The cultural dogma is that cholesterol is an evil villain that needs to be eradicated for true health. Given the unflagging efforts of the United States medical establishment over the last few decades to lower cholesterol and corresponding media
Many researchers have suggested that the blood lipids play a key role in the immune defence system.1–21 There is also a growing understanding that an inflammatory response of the arterial intima to injury is a crucial step in the genesis of atherosclerosis. and that infections may be one type of such injury.22 These two concepts are difficult to harmonize with the low-density-lipoprotein (LDL) receptor hypothesis, according to which high LDL cholesterol is the most important cause of atherosclerosis. However, the many observations that conflict with the LDL receptor hypothesis, may be explained by the idea that high serum cholesterol and/or high LDL is protective against infection and atherosclerosis.
Cholesterol supplementation reverses many symptoms of autism in SLOS disorder. Deficiency is also common in “regular” autism. Some parents reported significant decreases in autistic behavior within days of cholesterol supplementation, even before blood cholesterol values increased, indicating that cholesterol may benefit by forming cholesterol derivatives such as steroid hormones or bile salts. Cholesterol supplementation has allowed some patients to sleep through the night and others to overcome aberrant behaviors, to learn to walk, speak for the first time, and become responsive sociable family members.
This statement seems so incredible that it takes a long time to clear one´s brainwashed mind to fully understand its importance. Yet the fact that people with high cholesterol live the longest emerges clearly from many scientific papers.1 But let us take a look at heart mortality,the risk of dying from a heart attack if cholesterol is high.
Consider for instance the finding by Dr.Harlan Krumholz of the Department of Cardiovascular Medicine at Yale University, who reported that old people with low cholesterol died twice as often from a heart attack as did old people with high cholesterol.2 Supporters of the cholesterol campaign consistently ignore his observation, or consider it as a rare exception, the result of chance among a huge number of studies finding the opposite.
Low cholesterol is associated with mortality from stroke, heart disease, and cancer: the Jichi Medical School Cohort Study.
We investigated the relationship between low cholesterol and mortality and examined whether that relationship differs with respect to cause of death.
A community-based prospective cohort study was conducted in 12 rural areas in Japan. The study subjects were 12,334 healthy adults aged 40 to 69 years who underwent a mass screening examination. Serum total cholesterol was measured by an enzymatic method. The outcome was total mortality, by sex and cause of death. Information regarding cause of death was obtained from death certificates, and the average follow-up period was 11.9 years.

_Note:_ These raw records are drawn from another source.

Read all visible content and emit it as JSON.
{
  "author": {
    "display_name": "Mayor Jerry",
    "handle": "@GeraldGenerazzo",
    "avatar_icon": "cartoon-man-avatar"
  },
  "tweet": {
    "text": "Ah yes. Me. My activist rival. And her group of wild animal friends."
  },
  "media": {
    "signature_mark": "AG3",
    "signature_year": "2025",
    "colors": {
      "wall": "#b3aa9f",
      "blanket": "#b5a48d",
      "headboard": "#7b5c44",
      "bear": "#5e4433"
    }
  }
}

There is a tremendous amount of research that has shown low cholesterol levels being associated with a myriad of health conditions. Listed below are various scientific references validating this fact:
Cancer Risk and Premature Death
1. Jacobs D, et al. Report of the conference on low blood cholesterol: mortality associations. Circulation 1992;86(3):1046-60
2. Alawi A, et al. Statins, Low-Density Lipoprotein Cholesterol, and Risk of Cancer. Journal of the American College of Cardiologists 2008;52(14):1141-7
3. Yang X, et al. Independent associations between low-density lipoprotein cholesterol and cancer among patients with type 2 diabetes mellitus. Canadian Medical Association Journal 2008;179(5):427-437